(Saved entries)
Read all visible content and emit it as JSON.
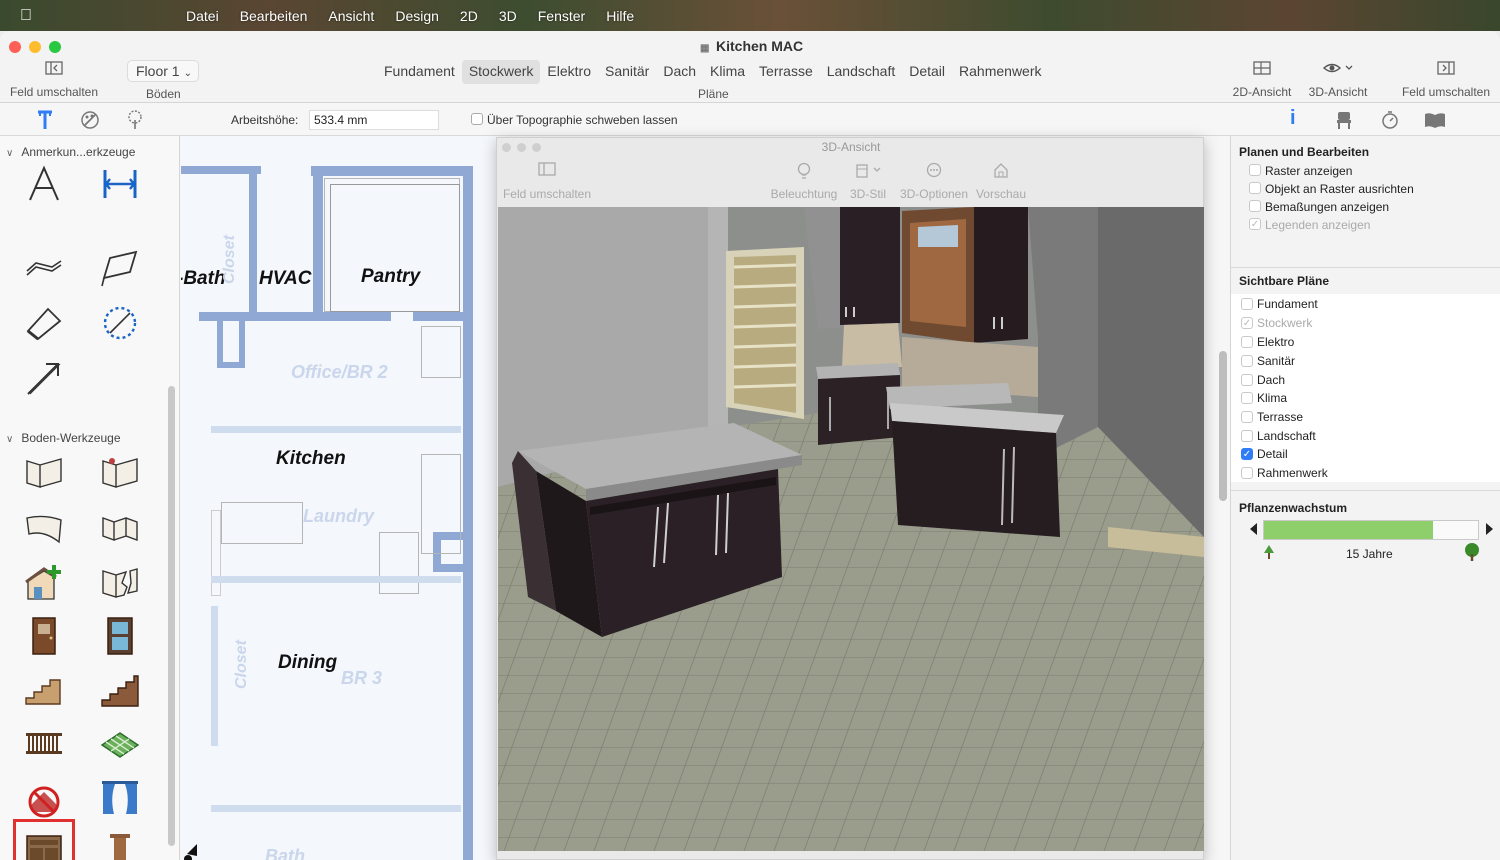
{
  "menubar": {
    "items": [
      "Datei",
      "Bearbeiten",
      "Ansicht",
      "Design",
      "2D",
      "3D",
      "Fenster",
      "Hilfe"
    ]
  },
  "window": {
    "title": "Kitchen MAC"
  },
  "toolbar": {
    "left_toggle_label": "Feld umschalten",
    "floor_select_value": "Floor 1",
    "floors_label": "Böden",
    "plans": [
      "Fundament",
      "Stockwerk",
      "Elektro",
      "Sanitär",
      "Dach",
      "Klima",
      "Terrasse",
      "Landschaft",
      "Detail",
      "Rahmenwerk"
    ],
    "active_plan": "Stockwerk",
    "plans_label": "Pläne",
    "view2d_label": "2D-Ansicht",
    "view3d_label": "3D-Ansicht",
    "right_toggle_label": "Feld umschalten"
  },
  "tool_options": {
    "work_height_label": "Arbeitshöhe:",
    "work_height_value": "533.4 mm",
    "float_label": "Über Topographie schweben lassen"
  },
  "left_panel": {
    "section1": "Anmerkun...erkzeuge",
    "section2": "Boden-Werkzeuge"
  },
  "floorplan": {
    "rooms": [
      "-Bath",
      "HVAC",
      "Pantry",
      "Kitchen",
      "Dining"
    ],
    "ghost_rooms": [
      "Office/BR 2",
      "Laundry",
      "BR 3",
      "Closet",
      "Closet",
      "Bath"
    ]
  },
  "view3d": {
    "title": "3D-Ansicht",
    "tools": [
      "Feld umschalten",
      "Beleuchtung",
      "3D-Stil",
      "3D-Optionen",
      "Vorschau"
    ]
  },
  "right_panel": {
    "section_edit": "Planen und Bearbeiten",
    "edit_options": [
      {
        "label": "Raster anzeigen",
        "checked": false,
        "disabled": false
      },
      {
        "label": "Objekt an Raster ausrichten",
        "checked": false,
        "disabled": false
      },
      {
        "label": "Bemaßungen anzeigen",
        "checked": false,
        "disabled": false
      },
      {
        "label": "Legenden anzeigen",
        "checked": true,
        "disabled": true
      }
    ],
    "section_visible": "Sichtbare Pläne",
    "visible_plans": [
      {
        "label": "Fundament",
        "checked": false,
        "disabled": false
      },
      {
        "label": "Stockwerk",
        "checked": true,
        "disabled": true
      },
      {
        "label": "Elektro",
        "checked": false,
        "disabled": false
      },
      {
        "label": "Sanitär",
        "checked": false,
        "disabled": false
      },
      {
        "label": "Dach",
        "checked": false,
        "disabled": false
      },
      {
        "label": "Klima",
        "checked": false,
        "disabled": false
      },
      {
        "label": "Terrasse",
        "checked": false,
        "disabled": false
      },
      {
        "label": "Landschaft",
        "checked": false,
        "disabled": false
      },
      {
        "label": "Detail",
        "checked": true,
        "disabled": false
      },
      {
        "label": "Rahmenwerk",
        "checked": false,
        "disabled": false
      }
    ],
    "section_growth": "Pflanzenwachstum",
    "growth_fraction": 0.79,
    "growth_label": "15 Jahre"
  },
  "colors": {
    "accent": "#2f7cf6",
    "wall": "#8fa8d4",
    "growth": "#8fcf6b",
    "selection": "#e03030"
  }
}
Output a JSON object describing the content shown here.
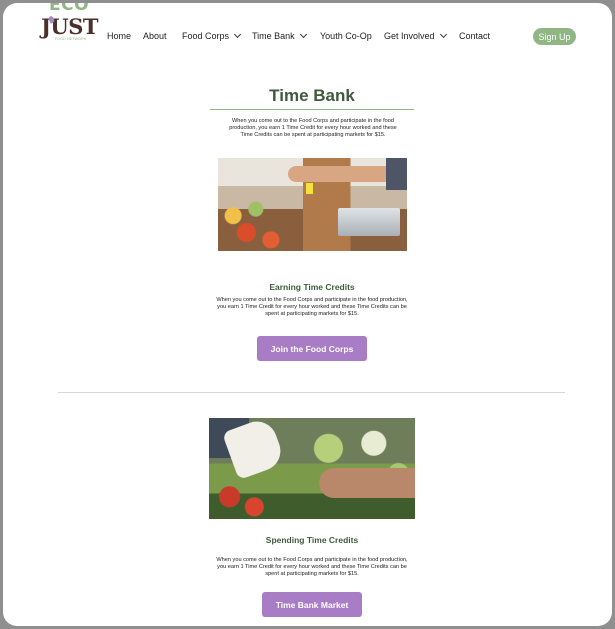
{
  "brand": {
    "logo_top": "ECO",
    "logo_main": "JUST",
    "logo_tagline": "FOOD NETWORK"
  },
  "nav": {
    "items": [
      {
        "label": "Home",
        "dropdown": false
      },
      {
        "label": "About",
        "dropdown": false
      },
      {
        "label": "Food Corps",
        "dropdown": true
      },
      {
        "label": "Time Bank",
        "dropdown": true
      },
      {
        "label": "Youth Co-Op",
        "dropdown": false
      },
      {
        "label": "Get Involved",
        "dropdown": true
      },
      {
        "label": "Contact",
        "dropdown": false
      }
    ],
    "signup_label": "Sign Up"
  },
  "page": {
    "title": "Time Bank",
    "intro": "When you come out to the Food Corps and participate in the food production, you earn 1 Time Credit for every hour worked and these Time Credits can be spent at participating markets for $15."
  },
  "sections": [
    {
      "title": "Earning Time Credits",
      "text": "When you come out to the Food Corps and participate in the food production, you earn 1 Time Credit for every hour worked and these Time Credits can be spent at participating markets for $15.",
      "button": "Join the Food Corps"
    },
    {
      "title": "Spending Time Credits",
      "text": "When you come out to the Food Corps and participate in the food production, you earn 1 Time Credit for every hour worked and these Time Credits can be spent at participating markets for $15.",
      "button": "Time Bank Market"
    }
  ],
  "colors": {
    "accent_green": "#8fb683",
    "heading_green": "#3e5a3c",
    "button_purple": "#a97cc6",
    "logo_brown": "#4a2f2a"
  },
  "icons": {
    "dropdown": "chevron-down-icon"
  }
}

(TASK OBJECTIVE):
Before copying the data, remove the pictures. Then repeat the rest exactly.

(RESPONSE TO THE EXERCISE):
Read all visible content and emit it as JSON.
{
  "menubar": {
    "items": [
      "Datei",
      "Bearbeiten",
      "Ansicht",
      "Design",
      "2D",
      "3D",
      "Fenster",
      "Hilfe"
    ]
  },
  "window": {
    "title": "Kitchen MAC"
  },
  "toolbar": {
    "left_toggle_label": "Feld umschalten",
    "floor_select_value": "Floor 1",
    "floors_label": "Böden",
    "plans": [
      "Fundament",
      "Stockwerk",
      "Elektro",
      "Sanitär",
      "Dach",
      "Klima",
      "Terrasse",
      "Landschaft",
      "Detail",
      "Rahmenwerk"
    ],
    "active_plan": "Stockwerk",
    "plans_label": "Pläne",
    "view2d_label": "2D-Ansicht",
    "view3d_label": "3D-Ansicht",
    "right_toggle_label": "Feld umschalten"
  },
  "tool_options": {
    "work_height_label": "Arbeitshöhe:",
    "work_height_value": "533.4 mm",
    "float_label": "Über Topographie schweben lassen"
  },
  "left_panel": {
    "section1": "Anmerkun...erkzeuge",
    "section2": "Boden-Werkzeuge"
  },
  "floorplan": {
    "rooms": [
      "-Bath",
      "HVAC",
      "Pantry",
      "Kitchen",
      "Dining"
    ],
    "ghost_rooms": [
      "Office/BR 2",
      "Laundry",
      "BR 3",
      "Closet",
      "Closet",
      "Bath"
    ]
  },
  "view3d": {
    "title": "3D-Ansicht",
    "tools": [
      "Feld umschalten",
      "Beleuchtung",
      "3D-Stil",
      "3D-Optionen",
      "Vorschau"
    ]
  },
  "right_panel": {
    "section_edit": "Planen und Bearbeiten",
    "edit_options": [
      {
        "label": "Raster anzeigen",
        "checked": false,
        "disabled": false
      },
      {
        "label": "Objekt an Raster ausrichten",
        "checked": false,
        "disabled": false
      },
      {
        "label": "Bemaßungen anzeigen",
        "checked": false,
        "disabled": false
      },
      {
        "label": "Legenden anzeigen",
        "checked": true,
        "disabled": true
      }
    ],
    "section_visible": "Sichtbare Pläne",
    "visible_plans": [
      {
        "label": "Fundament",
        "checked": false,
        "disabled": false
      },
      {
        "label": "Stockwerk",
        "checked": true,
        "disabled": true
      },
      {
        "label": "Elektro",
        "checked": false,
        "disabled": false
      },
      {
        "label": "Sanitär",
        "checked": false,
        "disabled": false
      },
      {
        "label": "Dach",
        "checked": false,
        "disabled": false
      },
      {
        "label": "Klima",
        "checked": false,
        "disabled": false
      },
      {
        "label": "Terrasse",
        "checked": false,
        "disabled": false
      },
      {
        "label": "Landschaft",
        "checked": false,
        "disabled": false
      },
      {
        "label": "Detail",
        "checked": true,
        "disabled": false
      },
      {
        "label": "Rahmenwerk",
        "checked": false,
        "disabled": false
      }
    ],
    "section_growth": "Pflanzenwachstum",
    "growth_fraction": 0.79,
    "growth_label": "15 Jahre"
  },
  "colors": {
    "accent": "#2f7cf6",
    "wall": "#8fa8d4",
    "growth": "#8fcf6b",
    "selection": "#e03030"
  }
}
Output a JSON object describing the content shown here.
{
  "brand": {
    "logo_top": "ECO",
    "logo_main": "JUST",
    "logo_tagline": "FOOD NETWORK"
  },
  "nav": {
    "items": [
      {
        "label": "Home",
        "dropdown": false
      },
      {
        "label": "About",
        "dropdown": false
      },
      {
        "label": "Food Corps",
        "dropdown": true
      },
      {
        "label": "Time Bank",
        "dropdown": true
      },
      {
        "label": "Youth Co-Op",
        "dropdown": false
      },
      {
        "label": "Get Involved",
        "dropdown": true
      },
      {
        "label": "Contact",
        "dropdown": false
      }
    ],
    "signup_label": "Sign Up"
  },
  "page": {
    "title": "Time Bank",
    "intro": "When you come out to the Food Corps and participate in the food production, you earn 1 Time Credit for every hour worked and these Time Credits can be spent at participating markets for $15."
  },
  "sections": [
    {
      "title": "Earning Time Credits",
      "text": "When you come out to the Food Corps and participate in the food production, you earn 1 Time Credit for every hour worked and these Time Credits can be spent at participating markets for $15.",
      "button": "Join the Food Corps"
    },
    {
      "title": "Spending Time Credits",
      "text": "When you come out to the Food Corps and participate in the food production, you earn 1 Time Credit for every hour worked and these Time Credits can be spent at participating markets for $15.",
      "button": "Time Bank Market"
    }
  ],
  "colors": {
    "accent_green": "#8fb683",
    "heading_green": "#3e5a3c",
    "button_purple": "#a97cc6",
    "logo_brown": "#4a2f2a"
  },
  "icons": {
    "dropdown": "chevron-down-icon"
  }
}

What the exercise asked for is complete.